_Work to be completed_: Retype, word for word, only the lines from the one with "Convert this screenshot" through the last line of the data below.

_Task inputs_:
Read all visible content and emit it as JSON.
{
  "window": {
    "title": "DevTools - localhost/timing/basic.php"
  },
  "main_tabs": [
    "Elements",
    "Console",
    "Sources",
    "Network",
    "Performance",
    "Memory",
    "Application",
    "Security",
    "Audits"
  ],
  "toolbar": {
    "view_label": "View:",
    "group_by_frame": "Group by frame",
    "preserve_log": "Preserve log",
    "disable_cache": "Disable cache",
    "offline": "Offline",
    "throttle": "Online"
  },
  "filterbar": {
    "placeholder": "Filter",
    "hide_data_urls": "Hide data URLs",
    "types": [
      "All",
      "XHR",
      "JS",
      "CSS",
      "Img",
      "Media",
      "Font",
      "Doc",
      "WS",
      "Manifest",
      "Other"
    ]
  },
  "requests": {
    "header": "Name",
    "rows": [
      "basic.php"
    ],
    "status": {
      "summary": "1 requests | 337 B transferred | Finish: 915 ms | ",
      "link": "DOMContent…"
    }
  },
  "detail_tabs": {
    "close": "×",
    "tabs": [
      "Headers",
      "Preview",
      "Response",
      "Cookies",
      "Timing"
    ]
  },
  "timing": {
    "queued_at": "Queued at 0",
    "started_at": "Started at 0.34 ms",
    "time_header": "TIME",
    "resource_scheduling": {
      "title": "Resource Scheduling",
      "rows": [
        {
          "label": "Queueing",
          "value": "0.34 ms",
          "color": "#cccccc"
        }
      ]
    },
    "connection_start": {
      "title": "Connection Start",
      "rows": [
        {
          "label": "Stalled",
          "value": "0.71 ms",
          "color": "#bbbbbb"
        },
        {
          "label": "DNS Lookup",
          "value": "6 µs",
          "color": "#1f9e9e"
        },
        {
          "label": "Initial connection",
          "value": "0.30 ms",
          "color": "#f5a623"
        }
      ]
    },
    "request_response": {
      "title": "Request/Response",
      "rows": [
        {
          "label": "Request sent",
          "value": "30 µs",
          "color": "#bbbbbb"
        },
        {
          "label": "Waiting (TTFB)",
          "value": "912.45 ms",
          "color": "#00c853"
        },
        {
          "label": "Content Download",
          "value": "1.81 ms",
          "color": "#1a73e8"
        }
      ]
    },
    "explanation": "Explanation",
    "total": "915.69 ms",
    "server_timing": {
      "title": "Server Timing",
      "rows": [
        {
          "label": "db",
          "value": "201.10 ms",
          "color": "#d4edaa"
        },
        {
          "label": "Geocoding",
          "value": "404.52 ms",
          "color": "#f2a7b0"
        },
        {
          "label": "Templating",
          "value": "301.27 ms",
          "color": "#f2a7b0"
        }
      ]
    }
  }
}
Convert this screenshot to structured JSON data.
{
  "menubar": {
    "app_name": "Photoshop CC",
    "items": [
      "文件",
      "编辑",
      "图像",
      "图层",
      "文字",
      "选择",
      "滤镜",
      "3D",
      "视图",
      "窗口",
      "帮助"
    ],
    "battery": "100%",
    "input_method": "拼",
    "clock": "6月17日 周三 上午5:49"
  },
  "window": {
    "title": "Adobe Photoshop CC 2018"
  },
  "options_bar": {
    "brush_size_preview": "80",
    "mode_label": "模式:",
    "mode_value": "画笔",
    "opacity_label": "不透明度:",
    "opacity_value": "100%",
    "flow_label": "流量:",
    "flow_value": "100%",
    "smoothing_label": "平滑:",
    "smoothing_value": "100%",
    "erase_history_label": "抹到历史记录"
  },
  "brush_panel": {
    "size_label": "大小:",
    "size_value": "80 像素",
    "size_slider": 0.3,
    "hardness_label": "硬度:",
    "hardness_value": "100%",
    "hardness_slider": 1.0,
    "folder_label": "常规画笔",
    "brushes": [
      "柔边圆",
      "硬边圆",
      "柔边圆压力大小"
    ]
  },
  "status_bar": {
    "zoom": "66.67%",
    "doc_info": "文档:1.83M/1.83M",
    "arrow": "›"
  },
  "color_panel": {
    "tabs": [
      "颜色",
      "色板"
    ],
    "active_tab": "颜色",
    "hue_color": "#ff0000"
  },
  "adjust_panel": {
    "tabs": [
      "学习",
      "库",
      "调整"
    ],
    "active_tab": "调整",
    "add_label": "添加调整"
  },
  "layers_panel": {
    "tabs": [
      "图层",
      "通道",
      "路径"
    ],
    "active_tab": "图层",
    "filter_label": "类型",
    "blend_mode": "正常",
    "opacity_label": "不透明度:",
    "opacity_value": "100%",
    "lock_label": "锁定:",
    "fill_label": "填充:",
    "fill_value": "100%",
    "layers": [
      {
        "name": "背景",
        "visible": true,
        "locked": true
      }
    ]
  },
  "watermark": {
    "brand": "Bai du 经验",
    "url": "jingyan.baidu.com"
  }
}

_Output of the task_:
Convert this screenshot to structured JSON data.
{
  "menubar": {
    "app_name": "Photoshop CC",
    "items": [
      "文件",
      "编辑",
      "图像",
      "图层",
      "文字",
      "选择",
      "滤镜",
      "3D",
      "视图",
      "窗口",
      "帮助"
    ],
    "battery": "100%",
    "input_method": "拼",
    "clock": "6月17日 周三 上午5:49"
  },
  "window": {
    "title": "Adobe Photoshop CC 2018"
  },
  "options_bar": {
    "brush_size_preview": "80",
    "mode_label": "模式:",
    "mode_value": "画笔",
    "opacity_label": "不透明度:",
    "opacity_value": "100%",
    "flow_label": "流量:",
    "flow_value": "100%",
    "smoothing_label": "平滑:",
    "smoothing_value": "100%",
    "erase_history_label": "抹到历史记录"
  },
  "brush_panel": {
    "size_label": "大小:",
    "size_value": "80 像素",
    "size_slider": 0.3,
    "hardness_label": "硬度:",
    "hardness_value": "100%",
    "hardness_slider": 1.0,
    "folder_label": "常规画笔",
    "brushes": [
      "柔边圆",
      "硬边圆",
      "柔边圆压力大小"
    ]
  },
  "status_bar": {
    "zoom": "66.67%",
    "doc_info": "文档:1.83M/1.83M",
    "arrow": "›"
  },
  "color_panel": {
    "tabs": [
      "颜色",
      "色板"
    ],
    "active_tab": "颜色",
    "hue_color": "#ff0000"
  },
  "adjust_panel": {
    "tabs": [
      "学习",
      "库",
      "调整"
    ],
    "active_tab": "调整",
    "add_label": "添加调整"
  },
  "layers_panel": {
    "tabs": [
      "图层",
      "通道",
      "路径"
    ],
    "active_tab": "图层",
    "filter_label": "类型",
    "blend_mode": "正常",
    "opacity_label": "不透明度:",
    "opacity_value": "100%",
    "lock_label": "锁定:",
    "fill_label": "填充:",
    "fill_value": "100%",
    "layers": [
      {
        "name": "背景",
        "visible": true,
        "locked": true
      }
    ]
  },
  "watermark": {
    "brand": "Bai du 经验",
    "url": "jingyan.baidu.com"
  }
}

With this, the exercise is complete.